If you’ve never heard of Juan Valderrama y Aguilar, you’re not alone. As it turns out, this amateur astronomer from Spain made history when he was just 17 years old.
Back in 1886, Valderrama observed the third-ever recorded instance of an exceptionally bright solar flare, and even got his results published in an academic journal. But due to historical circumstance, we’re only hearing about this more than 100 years after his death.
There’s plenty of turbulent magnetic activity happening on the surface of our Sun. Concentration of that energy can cause dark sunspots, characterised by a dip in the surface temperature. And when that magnetic energy suddenly explodes, we get fantastic solar flares.
Despite risking damage to their retinas, humans have been watching sunspots for hundreds of years, but it wasn’t until 1859 – more than 200 years after the advent of the telescope – when English astronomer Richard Carrington lucked out and became the first human in history to observe a solar flare.
The following solar storm was the biggest one recorded to this day – and if it were to happen today, it would wipe out a great deal of our communications technology.
Thirteen years later, Italian astronomer Pietro Angelo Secchi scored a glimpse at a solar flare as well, thus joining Carrington’s extremely exclusive club.
The third man to set his eyes on this remarkable sight was an unknown teen from Madrid, Spain. Unlike the fancy astronomers before him, all Valderrama had was a small backyard telescope with an aperture of just 6.6 centimetres (2.6 inches) and a strong filter to allow a look at the Sun.

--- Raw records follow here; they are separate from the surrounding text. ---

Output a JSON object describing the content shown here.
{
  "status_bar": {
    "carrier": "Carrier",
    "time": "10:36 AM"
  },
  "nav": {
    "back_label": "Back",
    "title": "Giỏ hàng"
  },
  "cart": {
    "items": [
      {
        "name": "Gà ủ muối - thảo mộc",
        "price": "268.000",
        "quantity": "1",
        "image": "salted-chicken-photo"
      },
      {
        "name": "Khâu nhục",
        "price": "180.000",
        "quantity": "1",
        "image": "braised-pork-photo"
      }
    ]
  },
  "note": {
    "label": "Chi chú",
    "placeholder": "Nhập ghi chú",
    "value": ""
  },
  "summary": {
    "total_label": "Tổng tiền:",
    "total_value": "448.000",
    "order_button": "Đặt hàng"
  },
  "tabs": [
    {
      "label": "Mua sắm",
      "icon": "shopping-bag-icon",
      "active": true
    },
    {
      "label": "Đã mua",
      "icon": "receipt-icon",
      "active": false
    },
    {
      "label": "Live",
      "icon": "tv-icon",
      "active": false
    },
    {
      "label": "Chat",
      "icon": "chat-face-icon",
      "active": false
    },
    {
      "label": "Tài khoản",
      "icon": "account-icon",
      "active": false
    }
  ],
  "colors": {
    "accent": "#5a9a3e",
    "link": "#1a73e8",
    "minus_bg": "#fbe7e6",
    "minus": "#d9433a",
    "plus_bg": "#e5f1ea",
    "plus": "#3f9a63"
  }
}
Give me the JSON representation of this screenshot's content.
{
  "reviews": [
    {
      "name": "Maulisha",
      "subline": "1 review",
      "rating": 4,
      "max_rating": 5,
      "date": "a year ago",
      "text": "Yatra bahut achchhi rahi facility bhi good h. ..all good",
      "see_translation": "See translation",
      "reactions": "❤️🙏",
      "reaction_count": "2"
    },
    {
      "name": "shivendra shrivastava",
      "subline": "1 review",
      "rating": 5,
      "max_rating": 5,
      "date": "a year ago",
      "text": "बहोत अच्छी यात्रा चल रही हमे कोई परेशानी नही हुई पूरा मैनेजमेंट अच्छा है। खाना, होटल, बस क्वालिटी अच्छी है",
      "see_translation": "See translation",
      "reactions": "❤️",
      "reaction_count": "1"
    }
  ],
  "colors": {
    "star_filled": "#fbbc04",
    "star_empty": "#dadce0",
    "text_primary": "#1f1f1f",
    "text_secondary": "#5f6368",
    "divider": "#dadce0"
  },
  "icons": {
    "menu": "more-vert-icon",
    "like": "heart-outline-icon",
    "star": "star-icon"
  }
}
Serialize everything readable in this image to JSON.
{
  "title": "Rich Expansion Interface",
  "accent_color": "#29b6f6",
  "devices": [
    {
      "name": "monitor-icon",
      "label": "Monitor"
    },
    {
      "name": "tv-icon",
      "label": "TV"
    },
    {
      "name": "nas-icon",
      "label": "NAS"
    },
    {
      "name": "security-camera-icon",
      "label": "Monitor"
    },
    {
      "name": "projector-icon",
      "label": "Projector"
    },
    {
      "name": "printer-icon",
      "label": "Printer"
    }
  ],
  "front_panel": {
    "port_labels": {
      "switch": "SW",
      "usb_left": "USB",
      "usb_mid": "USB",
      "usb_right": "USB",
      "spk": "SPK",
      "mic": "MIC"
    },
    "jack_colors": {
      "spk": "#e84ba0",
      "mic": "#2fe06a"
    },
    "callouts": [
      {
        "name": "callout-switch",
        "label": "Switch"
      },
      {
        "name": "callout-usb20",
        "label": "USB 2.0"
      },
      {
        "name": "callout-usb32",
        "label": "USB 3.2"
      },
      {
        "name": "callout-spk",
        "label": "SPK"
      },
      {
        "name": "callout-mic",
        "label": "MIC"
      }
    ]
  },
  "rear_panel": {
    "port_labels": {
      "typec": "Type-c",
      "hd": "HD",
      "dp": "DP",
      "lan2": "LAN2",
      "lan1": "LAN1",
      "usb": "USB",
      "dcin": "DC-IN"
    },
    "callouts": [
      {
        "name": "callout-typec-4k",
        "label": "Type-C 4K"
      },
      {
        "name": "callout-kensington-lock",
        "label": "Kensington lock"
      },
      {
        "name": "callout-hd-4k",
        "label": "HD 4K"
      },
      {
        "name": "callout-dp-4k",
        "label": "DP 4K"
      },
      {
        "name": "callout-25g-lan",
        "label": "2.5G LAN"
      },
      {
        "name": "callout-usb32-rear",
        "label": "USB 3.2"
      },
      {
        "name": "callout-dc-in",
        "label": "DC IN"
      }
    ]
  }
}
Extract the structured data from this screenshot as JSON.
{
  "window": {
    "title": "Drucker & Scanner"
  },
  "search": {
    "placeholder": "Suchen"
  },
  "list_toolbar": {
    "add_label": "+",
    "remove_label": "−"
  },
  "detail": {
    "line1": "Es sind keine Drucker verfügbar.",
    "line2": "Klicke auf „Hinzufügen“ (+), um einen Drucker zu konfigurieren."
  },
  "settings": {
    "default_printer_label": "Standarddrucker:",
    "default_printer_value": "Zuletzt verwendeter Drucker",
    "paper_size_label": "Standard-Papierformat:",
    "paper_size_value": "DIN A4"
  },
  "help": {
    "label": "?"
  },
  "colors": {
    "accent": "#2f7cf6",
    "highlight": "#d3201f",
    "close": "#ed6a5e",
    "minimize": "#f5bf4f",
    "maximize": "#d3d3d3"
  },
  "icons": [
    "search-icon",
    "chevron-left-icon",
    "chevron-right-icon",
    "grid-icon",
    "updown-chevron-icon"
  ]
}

He kept detailed logs of his sunspot observations. And then on 10 September 1886, his amateur efforts were rewarded with something truly spectacular.
“In the eastern region of the southern hemisphere a huge, beautiful sunspot was formed from yesterday to today,” he wrote in his logbook.
“By looking at it carefully I noticed an extraordinary phenomenon on her, on the penumbra to the west of the nucleus, and almost in contact with it, a very bright object was distinguishable, producing a shadow clearly visible on the sunspot penumbra.
“This object had an almost circular shape, and a light beam came out from its eastern part that crossed the sunspot to the south of the nucleus.”
Astonished by the bright flash he’d seen, Valderrama captured the details in a meticulous drawing, and sent the information to an academic journal in France, L’Astronomie.
But despite earning this publication, his achievement was lost in the annals of history and we probably still wouldn’t know about it, if a team of Spanish researchers hadn’t been researching historical records of solar observations.
“The case of Valderrama is very unique, as he was the only person in the world more than a century ago to observe a relatively rare phenomenon: a white-light solar flare. And until now no one had realised,” says one of the team, José Manuel Vaquero from the University of Extremadura in Spain.
Back then, these white-light flares were considered exceptional, and it’s only with the advent of modern, much more sensitive telescopes that we know that most solar flares are actually accompanied with such bright emissions of light.
“It is extraordinary that in the Spain of the 19th century, a 17-year old kid would make such a scientific discovery, and it is even more impressive that he had the courage of submitting it for publication to a foreign scientific journal,” says one of the researchers, Jorge Sánchez Almeida from the Instituto de Astrofísica de Canarias (IAC) in Spain.
Valderrama’s logbooks, spanning observations from December 1885 to April 1888, were preserved at the library of IAC, but very little is known about his life.
According to Almeida’s personal website, the team is currently working on publishing a biography of Valderrama. “Who was this guy? If you are interested … stay tuned,” writes Almeida.
We’re certainly interested.
The findings were published in Solar Physics earlier this year.